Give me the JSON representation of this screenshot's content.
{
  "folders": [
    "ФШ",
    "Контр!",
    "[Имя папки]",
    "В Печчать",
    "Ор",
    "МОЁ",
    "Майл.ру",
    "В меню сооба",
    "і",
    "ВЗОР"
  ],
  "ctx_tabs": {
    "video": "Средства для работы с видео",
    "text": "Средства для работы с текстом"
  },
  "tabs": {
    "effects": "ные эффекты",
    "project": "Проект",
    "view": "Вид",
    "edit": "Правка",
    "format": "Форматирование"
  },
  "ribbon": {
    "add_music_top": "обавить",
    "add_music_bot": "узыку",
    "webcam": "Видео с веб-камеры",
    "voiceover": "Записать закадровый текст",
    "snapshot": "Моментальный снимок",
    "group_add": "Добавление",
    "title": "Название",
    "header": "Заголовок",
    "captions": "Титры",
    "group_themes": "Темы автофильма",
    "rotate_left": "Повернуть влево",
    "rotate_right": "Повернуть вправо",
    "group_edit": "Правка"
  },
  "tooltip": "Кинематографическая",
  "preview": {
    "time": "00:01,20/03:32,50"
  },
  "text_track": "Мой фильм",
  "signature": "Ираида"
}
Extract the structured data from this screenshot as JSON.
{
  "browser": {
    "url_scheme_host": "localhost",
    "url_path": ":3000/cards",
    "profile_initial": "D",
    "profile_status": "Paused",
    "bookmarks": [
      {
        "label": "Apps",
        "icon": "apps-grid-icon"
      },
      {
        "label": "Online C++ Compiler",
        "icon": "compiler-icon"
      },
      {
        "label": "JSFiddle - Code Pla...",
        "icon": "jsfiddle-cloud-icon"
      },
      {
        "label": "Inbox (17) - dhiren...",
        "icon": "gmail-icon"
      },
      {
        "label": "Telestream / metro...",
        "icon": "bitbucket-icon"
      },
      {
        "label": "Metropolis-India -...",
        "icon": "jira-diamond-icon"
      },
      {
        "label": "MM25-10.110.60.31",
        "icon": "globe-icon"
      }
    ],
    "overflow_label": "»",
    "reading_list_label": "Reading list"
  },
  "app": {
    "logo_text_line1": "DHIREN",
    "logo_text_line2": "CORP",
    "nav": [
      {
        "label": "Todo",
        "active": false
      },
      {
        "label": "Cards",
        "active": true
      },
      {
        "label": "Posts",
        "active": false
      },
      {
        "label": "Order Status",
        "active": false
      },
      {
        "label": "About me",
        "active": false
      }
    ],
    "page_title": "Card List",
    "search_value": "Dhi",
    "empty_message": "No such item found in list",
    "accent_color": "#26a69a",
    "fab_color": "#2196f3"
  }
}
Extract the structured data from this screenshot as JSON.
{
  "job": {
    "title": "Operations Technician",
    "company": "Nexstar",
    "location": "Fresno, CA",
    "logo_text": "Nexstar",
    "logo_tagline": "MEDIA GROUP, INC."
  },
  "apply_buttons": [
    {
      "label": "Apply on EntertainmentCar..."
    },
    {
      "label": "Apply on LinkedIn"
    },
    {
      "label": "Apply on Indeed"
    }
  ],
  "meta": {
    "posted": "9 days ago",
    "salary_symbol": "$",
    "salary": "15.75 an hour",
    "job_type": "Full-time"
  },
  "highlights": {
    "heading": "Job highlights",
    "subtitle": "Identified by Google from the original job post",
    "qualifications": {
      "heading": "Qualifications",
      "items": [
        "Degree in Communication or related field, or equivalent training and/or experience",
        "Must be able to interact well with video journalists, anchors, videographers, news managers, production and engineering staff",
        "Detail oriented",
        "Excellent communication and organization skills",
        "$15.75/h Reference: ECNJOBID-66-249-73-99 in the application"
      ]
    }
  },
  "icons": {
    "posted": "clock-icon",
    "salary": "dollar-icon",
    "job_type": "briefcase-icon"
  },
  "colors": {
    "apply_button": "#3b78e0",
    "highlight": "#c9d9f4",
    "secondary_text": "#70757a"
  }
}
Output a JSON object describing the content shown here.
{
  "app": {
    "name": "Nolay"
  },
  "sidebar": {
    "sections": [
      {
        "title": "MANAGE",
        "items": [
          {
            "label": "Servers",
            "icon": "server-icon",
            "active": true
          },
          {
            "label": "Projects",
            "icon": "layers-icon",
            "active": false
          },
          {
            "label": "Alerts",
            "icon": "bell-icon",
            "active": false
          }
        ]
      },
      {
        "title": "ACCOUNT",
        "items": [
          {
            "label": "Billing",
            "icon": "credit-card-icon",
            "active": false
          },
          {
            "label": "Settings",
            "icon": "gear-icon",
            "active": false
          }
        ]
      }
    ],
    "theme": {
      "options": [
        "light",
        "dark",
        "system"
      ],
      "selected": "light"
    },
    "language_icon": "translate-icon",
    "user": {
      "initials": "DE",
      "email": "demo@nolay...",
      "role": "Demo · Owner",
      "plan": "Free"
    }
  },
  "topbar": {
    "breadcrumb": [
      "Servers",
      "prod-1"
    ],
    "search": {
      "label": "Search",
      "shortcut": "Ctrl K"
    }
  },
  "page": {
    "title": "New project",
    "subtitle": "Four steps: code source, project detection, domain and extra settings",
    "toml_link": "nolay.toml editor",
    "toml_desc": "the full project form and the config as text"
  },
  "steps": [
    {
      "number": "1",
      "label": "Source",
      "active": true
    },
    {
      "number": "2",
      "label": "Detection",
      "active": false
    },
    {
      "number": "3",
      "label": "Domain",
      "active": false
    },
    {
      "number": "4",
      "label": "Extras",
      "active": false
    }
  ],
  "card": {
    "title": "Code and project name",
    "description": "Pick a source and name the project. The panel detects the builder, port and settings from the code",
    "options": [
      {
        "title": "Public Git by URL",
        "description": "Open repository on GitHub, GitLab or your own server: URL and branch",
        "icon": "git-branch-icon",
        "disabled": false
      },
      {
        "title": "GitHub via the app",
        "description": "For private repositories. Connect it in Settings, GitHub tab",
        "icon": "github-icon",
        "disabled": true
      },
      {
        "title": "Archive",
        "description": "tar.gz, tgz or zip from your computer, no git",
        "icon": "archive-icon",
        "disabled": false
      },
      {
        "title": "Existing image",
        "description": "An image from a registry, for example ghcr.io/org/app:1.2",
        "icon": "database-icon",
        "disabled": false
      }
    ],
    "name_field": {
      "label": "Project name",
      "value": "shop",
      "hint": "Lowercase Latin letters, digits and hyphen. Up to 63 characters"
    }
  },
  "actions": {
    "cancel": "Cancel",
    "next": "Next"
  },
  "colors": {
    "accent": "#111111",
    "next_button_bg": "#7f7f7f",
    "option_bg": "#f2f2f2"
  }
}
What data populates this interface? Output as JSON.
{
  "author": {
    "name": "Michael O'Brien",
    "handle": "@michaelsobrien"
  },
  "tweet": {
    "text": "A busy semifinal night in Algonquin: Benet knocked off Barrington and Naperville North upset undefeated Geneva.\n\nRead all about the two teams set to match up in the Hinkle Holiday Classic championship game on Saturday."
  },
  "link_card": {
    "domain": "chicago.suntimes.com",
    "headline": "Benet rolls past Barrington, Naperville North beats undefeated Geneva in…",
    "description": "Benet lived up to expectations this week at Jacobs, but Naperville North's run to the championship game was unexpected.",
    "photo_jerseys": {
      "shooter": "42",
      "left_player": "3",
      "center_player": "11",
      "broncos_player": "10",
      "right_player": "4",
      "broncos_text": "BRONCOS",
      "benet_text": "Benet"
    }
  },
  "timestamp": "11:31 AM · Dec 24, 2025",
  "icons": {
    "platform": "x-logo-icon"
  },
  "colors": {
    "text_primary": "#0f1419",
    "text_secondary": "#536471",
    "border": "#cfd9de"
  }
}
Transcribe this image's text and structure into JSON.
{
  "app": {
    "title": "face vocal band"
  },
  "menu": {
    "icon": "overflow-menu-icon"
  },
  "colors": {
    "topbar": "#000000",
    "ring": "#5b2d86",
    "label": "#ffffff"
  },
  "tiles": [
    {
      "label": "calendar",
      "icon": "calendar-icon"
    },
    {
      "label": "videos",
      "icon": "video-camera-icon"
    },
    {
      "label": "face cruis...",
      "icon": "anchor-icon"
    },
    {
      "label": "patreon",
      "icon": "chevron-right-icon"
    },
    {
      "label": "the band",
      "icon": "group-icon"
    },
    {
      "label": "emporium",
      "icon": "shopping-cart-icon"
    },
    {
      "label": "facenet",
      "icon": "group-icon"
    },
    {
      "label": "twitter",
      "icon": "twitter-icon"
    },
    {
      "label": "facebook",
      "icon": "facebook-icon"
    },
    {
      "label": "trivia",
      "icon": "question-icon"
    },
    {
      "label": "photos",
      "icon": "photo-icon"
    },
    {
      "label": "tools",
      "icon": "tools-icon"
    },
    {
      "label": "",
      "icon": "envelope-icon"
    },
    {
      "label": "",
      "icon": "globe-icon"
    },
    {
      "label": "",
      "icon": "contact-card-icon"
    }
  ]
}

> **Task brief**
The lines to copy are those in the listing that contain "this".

> **Solution below**
Give me the JSON representation of this screenshot's content.
Extract the structured data from this screenshot as JSON.
Extract the structured data from this screenshot as JSON.
What data populates this interface? Output as JSON.
    "description": "Benet lived up to expectations this week at Jacobs, but Naperville North's run to the championship game was unexpected.",
Transcribe this image's text and structure into JSON.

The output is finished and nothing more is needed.